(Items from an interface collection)

########

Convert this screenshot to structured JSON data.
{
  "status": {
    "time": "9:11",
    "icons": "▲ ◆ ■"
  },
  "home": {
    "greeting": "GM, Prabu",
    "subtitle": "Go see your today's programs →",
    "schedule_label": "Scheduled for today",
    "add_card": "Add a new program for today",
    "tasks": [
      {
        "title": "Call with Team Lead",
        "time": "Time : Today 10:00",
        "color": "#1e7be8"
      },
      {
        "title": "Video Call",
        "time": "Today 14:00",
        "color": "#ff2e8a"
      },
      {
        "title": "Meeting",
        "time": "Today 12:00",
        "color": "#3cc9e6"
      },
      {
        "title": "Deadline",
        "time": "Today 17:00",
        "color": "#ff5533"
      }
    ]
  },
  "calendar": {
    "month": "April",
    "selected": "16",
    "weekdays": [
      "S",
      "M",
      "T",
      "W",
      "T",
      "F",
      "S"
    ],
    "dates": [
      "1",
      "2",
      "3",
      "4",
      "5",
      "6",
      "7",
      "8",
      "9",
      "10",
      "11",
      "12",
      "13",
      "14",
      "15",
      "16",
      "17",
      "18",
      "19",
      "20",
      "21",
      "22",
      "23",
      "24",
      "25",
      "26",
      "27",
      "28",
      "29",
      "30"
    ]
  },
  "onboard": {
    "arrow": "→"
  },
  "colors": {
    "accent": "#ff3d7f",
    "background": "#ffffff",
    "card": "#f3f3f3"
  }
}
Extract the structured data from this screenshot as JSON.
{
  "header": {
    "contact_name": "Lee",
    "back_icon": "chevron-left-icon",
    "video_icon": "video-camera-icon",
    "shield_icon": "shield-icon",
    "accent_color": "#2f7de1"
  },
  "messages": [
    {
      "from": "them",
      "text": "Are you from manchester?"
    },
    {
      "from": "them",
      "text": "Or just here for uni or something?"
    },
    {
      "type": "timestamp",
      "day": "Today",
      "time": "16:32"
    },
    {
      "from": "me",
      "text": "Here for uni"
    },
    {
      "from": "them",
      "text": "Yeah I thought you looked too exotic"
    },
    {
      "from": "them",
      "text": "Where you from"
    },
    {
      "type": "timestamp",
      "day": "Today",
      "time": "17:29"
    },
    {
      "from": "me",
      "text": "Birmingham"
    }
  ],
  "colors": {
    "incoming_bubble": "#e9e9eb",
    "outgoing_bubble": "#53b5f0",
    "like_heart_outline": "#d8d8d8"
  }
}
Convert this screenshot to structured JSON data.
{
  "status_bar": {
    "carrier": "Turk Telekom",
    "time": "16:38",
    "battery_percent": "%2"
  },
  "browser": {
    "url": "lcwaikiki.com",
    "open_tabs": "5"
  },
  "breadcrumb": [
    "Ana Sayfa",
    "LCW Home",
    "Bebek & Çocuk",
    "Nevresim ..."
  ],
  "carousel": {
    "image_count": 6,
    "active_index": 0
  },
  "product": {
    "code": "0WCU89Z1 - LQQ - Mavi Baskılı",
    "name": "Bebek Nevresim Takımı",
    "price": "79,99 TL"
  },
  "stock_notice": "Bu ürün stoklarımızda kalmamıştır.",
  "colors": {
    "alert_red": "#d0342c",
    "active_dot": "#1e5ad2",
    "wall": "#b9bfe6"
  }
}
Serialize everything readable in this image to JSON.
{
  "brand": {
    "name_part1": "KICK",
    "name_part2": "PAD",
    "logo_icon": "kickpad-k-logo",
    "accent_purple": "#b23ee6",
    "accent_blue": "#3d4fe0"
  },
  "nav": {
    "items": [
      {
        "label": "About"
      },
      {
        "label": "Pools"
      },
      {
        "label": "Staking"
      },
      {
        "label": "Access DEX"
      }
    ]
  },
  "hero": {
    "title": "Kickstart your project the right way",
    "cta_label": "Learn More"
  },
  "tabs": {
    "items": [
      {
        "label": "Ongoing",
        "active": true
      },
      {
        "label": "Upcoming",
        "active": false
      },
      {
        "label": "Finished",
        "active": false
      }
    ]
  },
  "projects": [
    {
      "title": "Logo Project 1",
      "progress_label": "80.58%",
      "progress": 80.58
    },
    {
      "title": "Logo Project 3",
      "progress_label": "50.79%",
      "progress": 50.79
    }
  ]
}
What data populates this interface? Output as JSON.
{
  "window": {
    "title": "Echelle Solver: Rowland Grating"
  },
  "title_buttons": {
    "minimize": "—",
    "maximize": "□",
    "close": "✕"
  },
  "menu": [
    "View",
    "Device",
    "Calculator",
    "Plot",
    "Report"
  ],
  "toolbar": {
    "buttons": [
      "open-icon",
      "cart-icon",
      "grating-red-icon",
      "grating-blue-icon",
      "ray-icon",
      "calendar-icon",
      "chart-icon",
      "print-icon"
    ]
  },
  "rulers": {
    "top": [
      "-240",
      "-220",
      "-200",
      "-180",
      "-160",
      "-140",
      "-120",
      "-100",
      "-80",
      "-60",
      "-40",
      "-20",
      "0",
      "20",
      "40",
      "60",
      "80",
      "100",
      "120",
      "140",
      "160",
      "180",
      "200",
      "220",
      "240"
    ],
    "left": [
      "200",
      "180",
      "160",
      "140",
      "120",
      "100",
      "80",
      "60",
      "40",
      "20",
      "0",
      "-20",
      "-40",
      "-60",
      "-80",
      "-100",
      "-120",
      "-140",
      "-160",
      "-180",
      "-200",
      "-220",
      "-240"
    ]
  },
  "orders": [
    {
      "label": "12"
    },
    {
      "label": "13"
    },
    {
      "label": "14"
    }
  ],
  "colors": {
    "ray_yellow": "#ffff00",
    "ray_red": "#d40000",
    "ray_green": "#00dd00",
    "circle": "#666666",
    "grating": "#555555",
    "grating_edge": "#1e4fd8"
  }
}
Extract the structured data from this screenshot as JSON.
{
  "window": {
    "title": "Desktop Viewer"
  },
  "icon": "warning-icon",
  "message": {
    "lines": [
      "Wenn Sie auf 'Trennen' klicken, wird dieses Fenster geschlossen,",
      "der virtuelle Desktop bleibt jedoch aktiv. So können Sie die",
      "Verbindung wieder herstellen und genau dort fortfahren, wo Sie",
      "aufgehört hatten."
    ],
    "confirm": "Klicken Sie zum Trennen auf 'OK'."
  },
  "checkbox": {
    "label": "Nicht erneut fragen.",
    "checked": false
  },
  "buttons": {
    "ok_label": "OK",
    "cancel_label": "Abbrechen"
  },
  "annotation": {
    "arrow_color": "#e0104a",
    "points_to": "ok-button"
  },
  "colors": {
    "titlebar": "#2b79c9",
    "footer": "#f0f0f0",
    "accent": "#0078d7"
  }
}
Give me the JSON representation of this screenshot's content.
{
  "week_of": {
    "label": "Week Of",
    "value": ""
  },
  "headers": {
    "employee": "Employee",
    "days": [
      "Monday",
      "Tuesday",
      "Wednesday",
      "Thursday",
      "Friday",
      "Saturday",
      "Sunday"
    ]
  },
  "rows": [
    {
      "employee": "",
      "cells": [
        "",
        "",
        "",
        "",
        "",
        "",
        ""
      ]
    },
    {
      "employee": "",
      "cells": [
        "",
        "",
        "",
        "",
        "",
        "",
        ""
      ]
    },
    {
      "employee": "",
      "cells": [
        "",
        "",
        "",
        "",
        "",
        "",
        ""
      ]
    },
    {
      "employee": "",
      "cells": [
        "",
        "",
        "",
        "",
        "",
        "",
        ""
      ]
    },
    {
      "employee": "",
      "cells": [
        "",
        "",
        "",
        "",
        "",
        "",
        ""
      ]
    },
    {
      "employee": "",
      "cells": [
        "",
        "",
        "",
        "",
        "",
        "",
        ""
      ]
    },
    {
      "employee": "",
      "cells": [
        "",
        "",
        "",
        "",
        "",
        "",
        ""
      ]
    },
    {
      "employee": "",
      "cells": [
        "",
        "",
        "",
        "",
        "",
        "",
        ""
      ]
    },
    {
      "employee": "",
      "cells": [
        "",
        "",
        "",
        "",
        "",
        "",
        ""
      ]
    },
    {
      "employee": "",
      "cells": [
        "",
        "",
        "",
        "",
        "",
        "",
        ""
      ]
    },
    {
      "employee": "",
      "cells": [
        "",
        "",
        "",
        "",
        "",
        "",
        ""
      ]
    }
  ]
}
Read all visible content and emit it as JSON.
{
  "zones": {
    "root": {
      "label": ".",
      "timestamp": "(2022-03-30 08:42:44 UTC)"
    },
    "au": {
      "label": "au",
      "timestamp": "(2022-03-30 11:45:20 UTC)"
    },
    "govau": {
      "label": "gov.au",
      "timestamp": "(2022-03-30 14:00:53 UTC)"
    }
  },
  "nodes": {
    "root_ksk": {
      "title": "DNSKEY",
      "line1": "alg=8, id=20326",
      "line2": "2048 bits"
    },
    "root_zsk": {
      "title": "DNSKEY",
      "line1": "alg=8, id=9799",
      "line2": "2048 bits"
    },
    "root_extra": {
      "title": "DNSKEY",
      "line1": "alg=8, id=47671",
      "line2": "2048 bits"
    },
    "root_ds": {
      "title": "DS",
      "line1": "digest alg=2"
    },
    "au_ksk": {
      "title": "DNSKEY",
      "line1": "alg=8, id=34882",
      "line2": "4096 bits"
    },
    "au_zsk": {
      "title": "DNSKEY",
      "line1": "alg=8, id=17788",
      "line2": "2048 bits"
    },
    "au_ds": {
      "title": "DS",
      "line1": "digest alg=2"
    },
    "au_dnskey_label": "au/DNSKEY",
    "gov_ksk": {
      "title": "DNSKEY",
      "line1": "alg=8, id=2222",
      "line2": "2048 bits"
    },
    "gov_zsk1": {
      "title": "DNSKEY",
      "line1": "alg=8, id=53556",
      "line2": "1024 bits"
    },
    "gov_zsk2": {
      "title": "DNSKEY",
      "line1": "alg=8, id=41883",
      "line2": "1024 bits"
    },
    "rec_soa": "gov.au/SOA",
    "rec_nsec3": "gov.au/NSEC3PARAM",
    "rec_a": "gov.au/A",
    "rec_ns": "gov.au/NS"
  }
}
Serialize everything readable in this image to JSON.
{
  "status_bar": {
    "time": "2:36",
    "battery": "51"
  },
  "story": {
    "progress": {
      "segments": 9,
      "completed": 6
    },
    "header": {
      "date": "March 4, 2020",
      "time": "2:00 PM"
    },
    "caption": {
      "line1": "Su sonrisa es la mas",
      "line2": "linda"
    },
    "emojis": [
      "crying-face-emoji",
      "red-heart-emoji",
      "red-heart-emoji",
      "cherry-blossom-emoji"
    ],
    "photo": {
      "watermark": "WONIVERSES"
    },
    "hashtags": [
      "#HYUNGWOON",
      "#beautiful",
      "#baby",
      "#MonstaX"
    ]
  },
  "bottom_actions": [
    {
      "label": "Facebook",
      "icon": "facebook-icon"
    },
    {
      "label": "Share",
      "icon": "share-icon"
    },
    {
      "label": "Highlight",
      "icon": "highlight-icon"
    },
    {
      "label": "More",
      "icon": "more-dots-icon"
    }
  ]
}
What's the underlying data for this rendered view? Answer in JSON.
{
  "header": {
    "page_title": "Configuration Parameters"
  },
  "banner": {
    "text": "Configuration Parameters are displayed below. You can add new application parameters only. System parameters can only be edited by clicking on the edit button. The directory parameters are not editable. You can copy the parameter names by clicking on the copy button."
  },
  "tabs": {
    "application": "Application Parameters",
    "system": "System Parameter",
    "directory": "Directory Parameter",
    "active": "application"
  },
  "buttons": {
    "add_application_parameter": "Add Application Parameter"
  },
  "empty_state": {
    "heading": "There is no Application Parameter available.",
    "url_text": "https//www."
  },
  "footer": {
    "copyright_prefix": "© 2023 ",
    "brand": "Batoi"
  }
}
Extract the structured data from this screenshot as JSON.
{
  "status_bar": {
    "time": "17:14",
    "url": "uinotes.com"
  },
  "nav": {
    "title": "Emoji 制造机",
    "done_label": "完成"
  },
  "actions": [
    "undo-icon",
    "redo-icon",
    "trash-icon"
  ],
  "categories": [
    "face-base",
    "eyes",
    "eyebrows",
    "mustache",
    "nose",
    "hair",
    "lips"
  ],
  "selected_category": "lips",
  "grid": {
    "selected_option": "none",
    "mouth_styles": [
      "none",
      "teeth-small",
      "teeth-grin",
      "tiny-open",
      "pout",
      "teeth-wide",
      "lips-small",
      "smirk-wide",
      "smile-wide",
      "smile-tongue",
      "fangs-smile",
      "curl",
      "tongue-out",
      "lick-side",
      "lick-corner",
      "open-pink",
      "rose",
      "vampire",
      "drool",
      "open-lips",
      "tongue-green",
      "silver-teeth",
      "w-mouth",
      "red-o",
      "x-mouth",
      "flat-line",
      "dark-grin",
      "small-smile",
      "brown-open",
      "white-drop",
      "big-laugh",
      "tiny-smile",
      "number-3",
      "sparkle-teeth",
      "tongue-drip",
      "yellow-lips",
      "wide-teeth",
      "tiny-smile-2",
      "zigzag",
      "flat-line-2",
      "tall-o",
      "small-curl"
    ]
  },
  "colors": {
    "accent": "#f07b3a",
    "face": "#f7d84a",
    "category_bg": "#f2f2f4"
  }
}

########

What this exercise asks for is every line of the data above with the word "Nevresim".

**SOLVED EXERCISE**
    "Nevresim ..."
    "name": "Bebek Nevresim Takımı",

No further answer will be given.